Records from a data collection
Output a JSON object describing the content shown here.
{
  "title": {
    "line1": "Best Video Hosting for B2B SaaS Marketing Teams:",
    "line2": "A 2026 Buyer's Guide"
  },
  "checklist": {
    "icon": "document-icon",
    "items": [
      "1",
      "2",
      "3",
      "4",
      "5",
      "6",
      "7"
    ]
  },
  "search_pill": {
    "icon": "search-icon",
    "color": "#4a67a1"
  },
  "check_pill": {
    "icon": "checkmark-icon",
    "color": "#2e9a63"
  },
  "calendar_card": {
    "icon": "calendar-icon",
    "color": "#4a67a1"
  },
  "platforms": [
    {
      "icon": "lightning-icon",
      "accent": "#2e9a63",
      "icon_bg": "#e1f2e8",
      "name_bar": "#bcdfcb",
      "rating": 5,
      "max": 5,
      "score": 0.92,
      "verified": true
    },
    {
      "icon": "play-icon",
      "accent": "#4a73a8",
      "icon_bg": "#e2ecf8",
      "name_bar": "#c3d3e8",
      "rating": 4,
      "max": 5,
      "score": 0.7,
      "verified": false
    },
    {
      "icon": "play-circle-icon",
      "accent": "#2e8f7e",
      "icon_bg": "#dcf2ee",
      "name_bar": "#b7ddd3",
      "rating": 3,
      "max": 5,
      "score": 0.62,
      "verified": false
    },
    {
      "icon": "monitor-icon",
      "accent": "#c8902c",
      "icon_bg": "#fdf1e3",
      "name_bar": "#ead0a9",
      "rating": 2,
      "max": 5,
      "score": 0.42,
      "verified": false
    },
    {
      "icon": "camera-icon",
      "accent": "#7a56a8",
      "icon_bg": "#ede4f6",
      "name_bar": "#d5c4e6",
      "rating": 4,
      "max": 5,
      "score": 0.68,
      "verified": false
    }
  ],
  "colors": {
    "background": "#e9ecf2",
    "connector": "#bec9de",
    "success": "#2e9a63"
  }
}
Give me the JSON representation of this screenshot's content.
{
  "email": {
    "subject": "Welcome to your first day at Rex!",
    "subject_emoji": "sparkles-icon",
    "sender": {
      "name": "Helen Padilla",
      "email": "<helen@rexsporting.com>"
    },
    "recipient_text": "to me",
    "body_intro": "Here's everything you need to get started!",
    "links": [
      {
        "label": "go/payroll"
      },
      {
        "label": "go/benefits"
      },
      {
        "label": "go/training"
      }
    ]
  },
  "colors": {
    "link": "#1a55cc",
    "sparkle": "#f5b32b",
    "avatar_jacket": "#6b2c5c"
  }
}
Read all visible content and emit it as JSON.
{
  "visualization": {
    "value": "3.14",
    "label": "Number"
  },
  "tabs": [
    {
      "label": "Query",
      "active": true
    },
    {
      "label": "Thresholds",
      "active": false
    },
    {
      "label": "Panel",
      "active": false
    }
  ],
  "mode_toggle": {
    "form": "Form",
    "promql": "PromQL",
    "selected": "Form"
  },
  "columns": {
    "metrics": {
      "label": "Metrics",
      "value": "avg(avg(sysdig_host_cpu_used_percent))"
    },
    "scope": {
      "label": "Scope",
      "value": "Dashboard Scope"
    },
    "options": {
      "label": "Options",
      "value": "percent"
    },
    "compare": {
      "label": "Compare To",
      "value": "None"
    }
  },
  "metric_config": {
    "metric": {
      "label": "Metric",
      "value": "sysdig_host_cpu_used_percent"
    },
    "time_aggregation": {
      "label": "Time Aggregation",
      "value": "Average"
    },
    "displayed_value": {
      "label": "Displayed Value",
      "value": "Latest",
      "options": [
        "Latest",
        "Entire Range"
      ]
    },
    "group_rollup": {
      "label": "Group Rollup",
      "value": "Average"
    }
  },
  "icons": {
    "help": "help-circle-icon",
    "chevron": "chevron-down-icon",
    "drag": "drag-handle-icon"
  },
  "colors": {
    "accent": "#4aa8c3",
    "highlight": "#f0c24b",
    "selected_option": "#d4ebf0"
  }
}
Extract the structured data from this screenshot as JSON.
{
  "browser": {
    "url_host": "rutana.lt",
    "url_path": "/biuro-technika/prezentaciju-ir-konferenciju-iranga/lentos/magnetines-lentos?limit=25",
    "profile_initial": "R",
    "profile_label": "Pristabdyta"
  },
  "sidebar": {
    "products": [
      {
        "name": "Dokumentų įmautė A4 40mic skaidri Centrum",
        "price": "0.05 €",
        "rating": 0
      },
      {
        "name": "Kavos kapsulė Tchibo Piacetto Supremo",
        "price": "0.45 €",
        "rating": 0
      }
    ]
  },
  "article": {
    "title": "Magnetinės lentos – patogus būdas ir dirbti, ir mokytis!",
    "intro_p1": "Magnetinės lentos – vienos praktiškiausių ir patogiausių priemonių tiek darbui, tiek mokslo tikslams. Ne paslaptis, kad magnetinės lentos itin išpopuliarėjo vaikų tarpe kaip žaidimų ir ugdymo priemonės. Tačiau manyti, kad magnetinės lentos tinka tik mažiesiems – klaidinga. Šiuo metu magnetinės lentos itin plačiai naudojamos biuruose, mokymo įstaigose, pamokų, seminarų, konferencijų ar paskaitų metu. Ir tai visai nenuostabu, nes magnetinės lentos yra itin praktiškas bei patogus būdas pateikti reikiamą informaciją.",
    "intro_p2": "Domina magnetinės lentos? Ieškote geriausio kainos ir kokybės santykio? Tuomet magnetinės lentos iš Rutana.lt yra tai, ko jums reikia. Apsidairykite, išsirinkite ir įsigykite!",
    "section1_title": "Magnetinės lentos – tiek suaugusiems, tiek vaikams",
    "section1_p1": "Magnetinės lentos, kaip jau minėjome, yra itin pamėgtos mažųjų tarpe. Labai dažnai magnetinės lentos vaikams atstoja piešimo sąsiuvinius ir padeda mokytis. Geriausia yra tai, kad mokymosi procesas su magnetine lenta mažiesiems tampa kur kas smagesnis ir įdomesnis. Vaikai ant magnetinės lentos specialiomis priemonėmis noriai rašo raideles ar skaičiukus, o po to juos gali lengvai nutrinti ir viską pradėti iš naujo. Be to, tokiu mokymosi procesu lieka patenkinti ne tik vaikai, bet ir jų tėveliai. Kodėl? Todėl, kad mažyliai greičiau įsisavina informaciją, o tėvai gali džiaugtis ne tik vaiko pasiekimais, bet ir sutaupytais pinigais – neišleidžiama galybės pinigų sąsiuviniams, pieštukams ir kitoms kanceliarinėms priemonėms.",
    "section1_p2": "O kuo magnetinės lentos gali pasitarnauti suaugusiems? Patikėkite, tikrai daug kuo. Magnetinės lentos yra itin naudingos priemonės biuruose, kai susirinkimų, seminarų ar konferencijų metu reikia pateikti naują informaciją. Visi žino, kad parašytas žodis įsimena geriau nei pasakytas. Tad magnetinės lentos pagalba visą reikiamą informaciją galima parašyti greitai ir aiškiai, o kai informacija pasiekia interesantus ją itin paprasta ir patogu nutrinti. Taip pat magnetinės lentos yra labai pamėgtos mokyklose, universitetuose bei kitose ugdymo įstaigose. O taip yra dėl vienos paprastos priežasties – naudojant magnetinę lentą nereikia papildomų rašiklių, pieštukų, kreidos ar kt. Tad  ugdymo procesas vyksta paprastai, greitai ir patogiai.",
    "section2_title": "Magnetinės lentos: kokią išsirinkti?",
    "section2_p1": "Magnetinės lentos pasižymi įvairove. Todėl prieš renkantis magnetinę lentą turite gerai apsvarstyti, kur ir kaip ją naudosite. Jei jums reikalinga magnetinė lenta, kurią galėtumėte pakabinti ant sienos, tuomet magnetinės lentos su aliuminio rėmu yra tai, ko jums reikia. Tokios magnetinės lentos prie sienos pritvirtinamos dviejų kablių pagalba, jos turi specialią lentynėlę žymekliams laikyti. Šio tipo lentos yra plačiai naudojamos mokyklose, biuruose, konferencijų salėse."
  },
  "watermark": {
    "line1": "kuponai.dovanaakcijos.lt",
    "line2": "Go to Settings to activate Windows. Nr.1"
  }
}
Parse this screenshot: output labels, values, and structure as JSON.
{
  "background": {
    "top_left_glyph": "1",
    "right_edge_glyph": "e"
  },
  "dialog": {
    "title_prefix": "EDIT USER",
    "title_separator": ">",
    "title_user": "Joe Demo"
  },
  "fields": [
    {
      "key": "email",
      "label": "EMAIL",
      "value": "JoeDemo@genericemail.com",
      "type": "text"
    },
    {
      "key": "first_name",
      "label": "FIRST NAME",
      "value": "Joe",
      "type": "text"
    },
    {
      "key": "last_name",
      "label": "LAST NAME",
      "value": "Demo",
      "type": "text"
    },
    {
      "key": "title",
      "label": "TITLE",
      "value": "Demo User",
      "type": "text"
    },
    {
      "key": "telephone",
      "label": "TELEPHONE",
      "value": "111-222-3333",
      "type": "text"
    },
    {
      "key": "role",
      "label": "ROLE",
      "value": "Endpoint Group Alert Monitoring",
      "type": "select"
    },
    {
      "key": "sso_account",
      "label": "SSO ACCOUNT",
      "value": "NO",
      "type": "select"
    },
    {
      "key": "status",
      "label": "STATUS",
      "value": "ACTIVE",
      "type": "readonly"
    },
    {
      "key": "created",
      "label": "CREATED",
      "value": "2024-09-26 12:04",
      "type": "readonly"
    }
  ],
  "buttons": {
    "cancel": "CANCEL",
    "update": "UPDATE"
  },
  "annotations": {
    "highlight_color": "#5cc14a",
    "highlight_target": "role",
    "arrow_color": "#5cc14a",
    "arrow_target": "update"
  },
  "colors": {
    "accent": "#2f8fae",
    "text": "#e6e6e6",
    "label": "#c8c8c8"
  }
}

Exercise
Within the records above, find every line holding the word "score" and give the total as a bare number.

Answer
5